• PROBLEM TO WORK ON
From the listing below, extract every line containing "icon".

• EXERCISE DATA
---

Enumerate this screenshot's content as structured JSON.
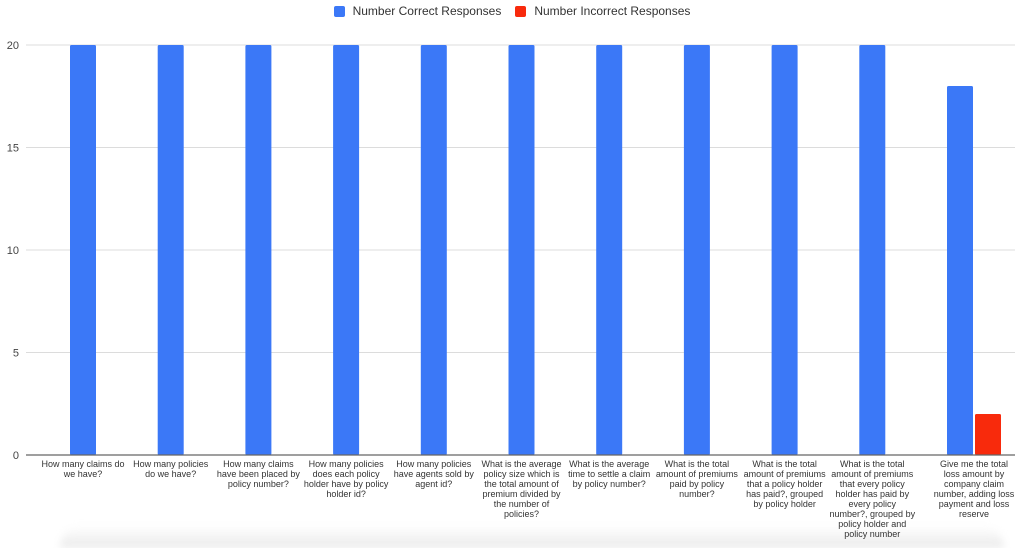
{
  "chart_data": {
    "type": "bar",
    "title": "",
    "xlabel": "",
    "ylabel": "",
    "ylim": [
      0,
      20
    ],
    "yticks": [
      0,
      5,
      10,
      15,
      20
    ],
    "grid": true,
    "legend_position": "top-center",
    "categories": [
      "How many claims do we have?",
      "How many policies do we have?",
      "How many claims have been placed by policy number?",
      "How many policies does each policy holder have by policy holder id?",
      "How many policies have agents sold by agent id?",
      "What is the average policy size which is the total amount of premium divided by the number of policies?",
      "What is the average time to settle a claim by policy number?",
      "What is the total amount of premiums paid by policy number?",
      "What is the total amount of premiums that a policy holder has paid?, grouped by policy holder",
      "What is the total amount of premiums that every policy holder has paid by every policy number?, grouped by policy holder and policy number",
      "Give me the total loss amount by company claim number, adding loss payment and loss reserve"
    ],
    "series": [
      {
        "name": "Number Correct Responses",
        "color": "#3b78f7",
        "values": [
          20,
          20,
          20,
          20,
          20,
          20,
          20,
          20,
          20,
          20,
          18
        ]
      },
      {
        "name": "Number Incorrect Responses",
        "color": "#f82a0c",
        "values": [
          0,
          0,
          0,
          0,
          0,
          0,
          0,
          0,
          0,
          0,
          2
        ]
      }
    ]
  }
}
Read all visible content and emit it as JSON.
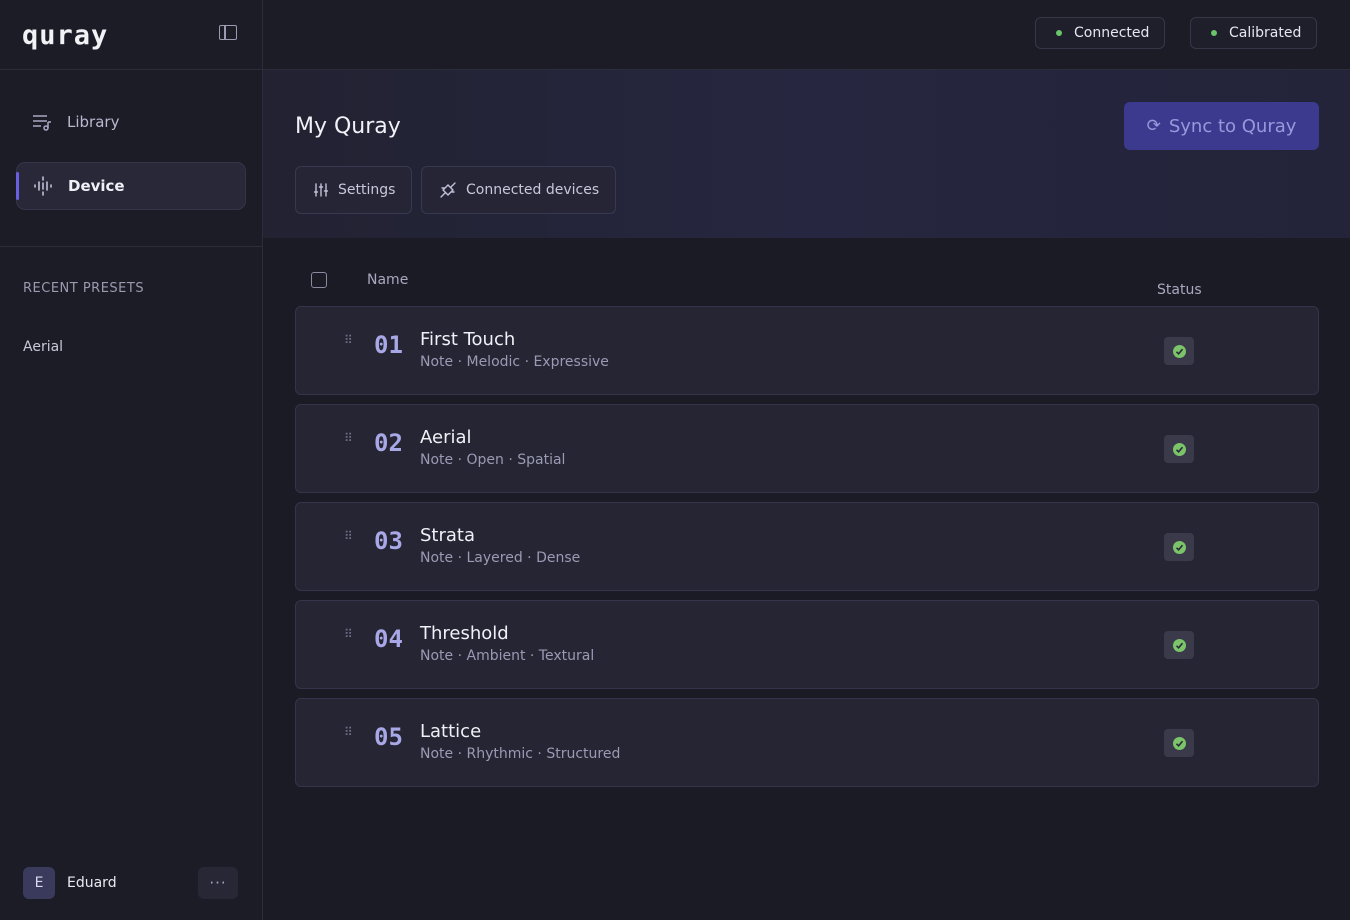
{
  "app": {
    "logo": "quray"
  },
  "topbar": {
    "connected": "Connected",
    "calibrated": "Calibrated"
  },
  "sidebar": {
    "items": [
      {
        "label": "Library",
        "icon": "library-music-icon"
      },
      {
        "label": "Device",
        "icon": "waveform-icon"
      }
    ],
    "recent_title": "RECENT PRESETS",
    "recent": [
      "Aerial"
    ],
    "user": {
      "initial": "E",
      "name": "Eduard",
      "more": "···"
    }
  },
  "header": {
    "title": "My Quray",
    "sync_label": "Sync to Quray",
    "tabs": [
      {
        "label": "Settings",
        "icon": "sliders-icon"
      },
      {
        "label": "Connected devices",
        "icon": "connection-icon"
      }
    ]
  },
  "table": {
    "col_name": "Name",
    "col_status": "Status",
    "rows": [
      {
        "num": "01",
        "title": "First Touch",
        "tags": "Note · Melodic · Expressive",
        "status": "synced"
      },
      {
        "num": "02",
        "title": "Aerial",
        "tags": "Note · Open · Spatial",
        "status": "synced"
      },
      {
        "num": "03",
        "title": "Strata",
        "tags": "Note · Layered · Dense",
        "status": "synced"
      },
      {
        "num": "04",
        "title": "Threshold",
        "tags": "Note · Ambient · Textural",
        "status": "synced"
      },
      {
        "num": "05",
        "title": "Lattice",
        "tags": "Note · Rhythmic · Structured",
        "status": "synced"
      }
    ]
  },
  "colors": {
    "accent": "#6a5fe0",
    "sync_button": "#3b3a8e",
    "status_green": "#6ac46a"
  }
}
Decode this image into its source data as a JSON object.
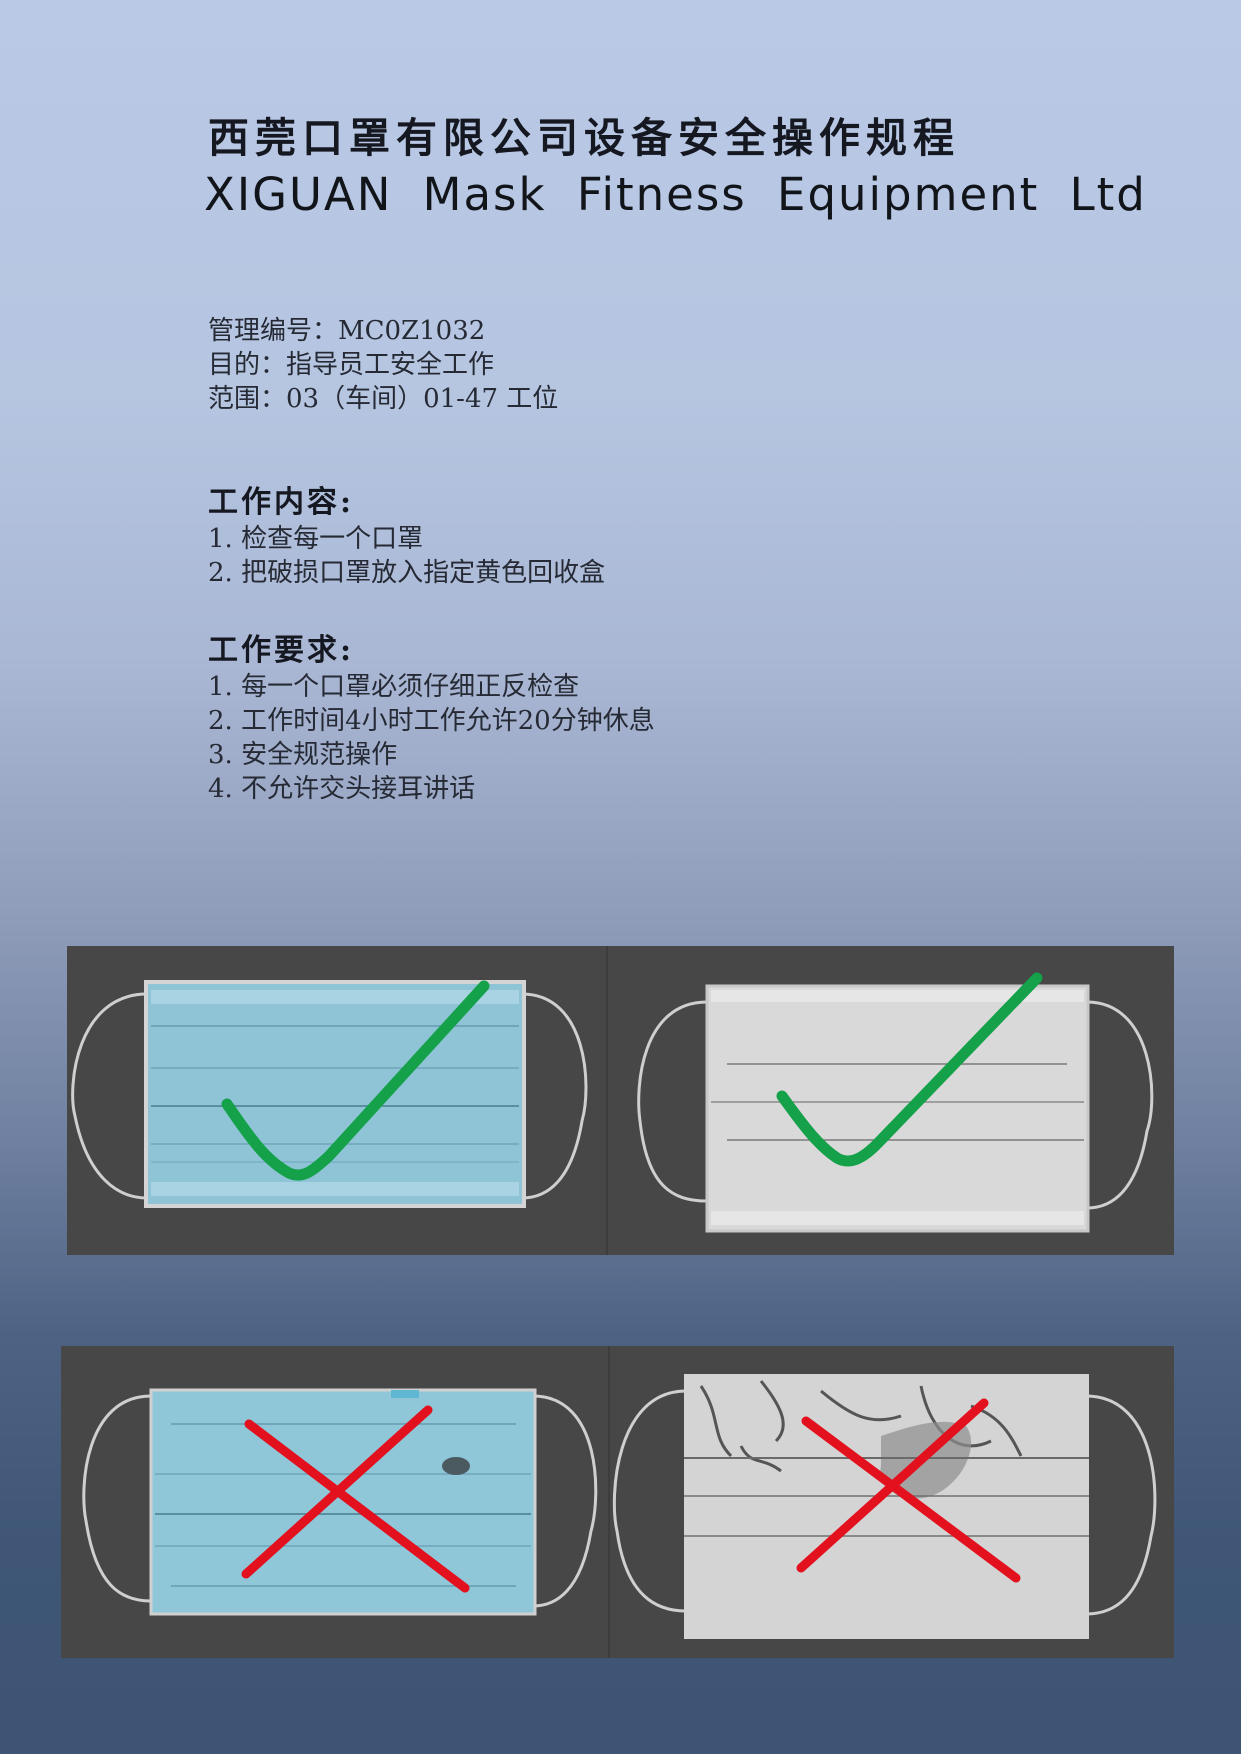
{
  "header": {
    "title_zh": "西莞口罩有限公司设备安全操作规程",
    "title_en": "XIGUAN Mask Fitness Equipment Ltd"
  },
  "meta": {
    "code_label": "管理编号：MC0Z1032",
    "purpose_label": "目的：指导员工安全工作",
    "scope_label": "范围：03（车间）01-47 工位"
  },
  "work_content": {
    "heading": "工作内容:",
    "items": [
      "1. 检查每一个口罩",
      "2. 把破损口罩放入指定黄色回收盒"
    ]
  },
  "work_requirements": {
    "heading": "工作要求:",
    "items": [
      "1. 每一个口罩必须仔细正反检查",
      "2. 工作时间4小时工作允许20分钟休息",
      "3. 安全规范操作",
      "4. 不允许交头接耳讲话"
    ]
  },
  "examples": {
    "good": [
      {
        "mask": "blue-mask",
        "mark": "check-mark-icon"
      },
      {
        "mask": "white-mask",
        "mark": "check-mark-icon"
      }
    ],
    "bad": [
      {
        "mask": "blue-mask-stained",
        "mark": "cross-mark-icon"
      },
      {
        "mask": "white-mask-dirty",
        "mark": "cross-mark-icon"
      }
    ]
  },
  "colors": {
    "check": "#14a14a",
    "cross": "#e3101e",
    "panel": "#474747",
    "blue_mask": "#8fc6d8",
    "white_mask": "#d6d6d6"
  }
}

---

• SOLUTION
        "icon": "library-music-icon"
        "icon": "waveform-icon"
        "icon": "sliders-icon"
        "icon": "connection-icon"
        "mark": "check-mark-icon"
        "mark": "check-mark-icon"
        "mark": "cross-mark-icon"
        "mark": "cross-mark-icon"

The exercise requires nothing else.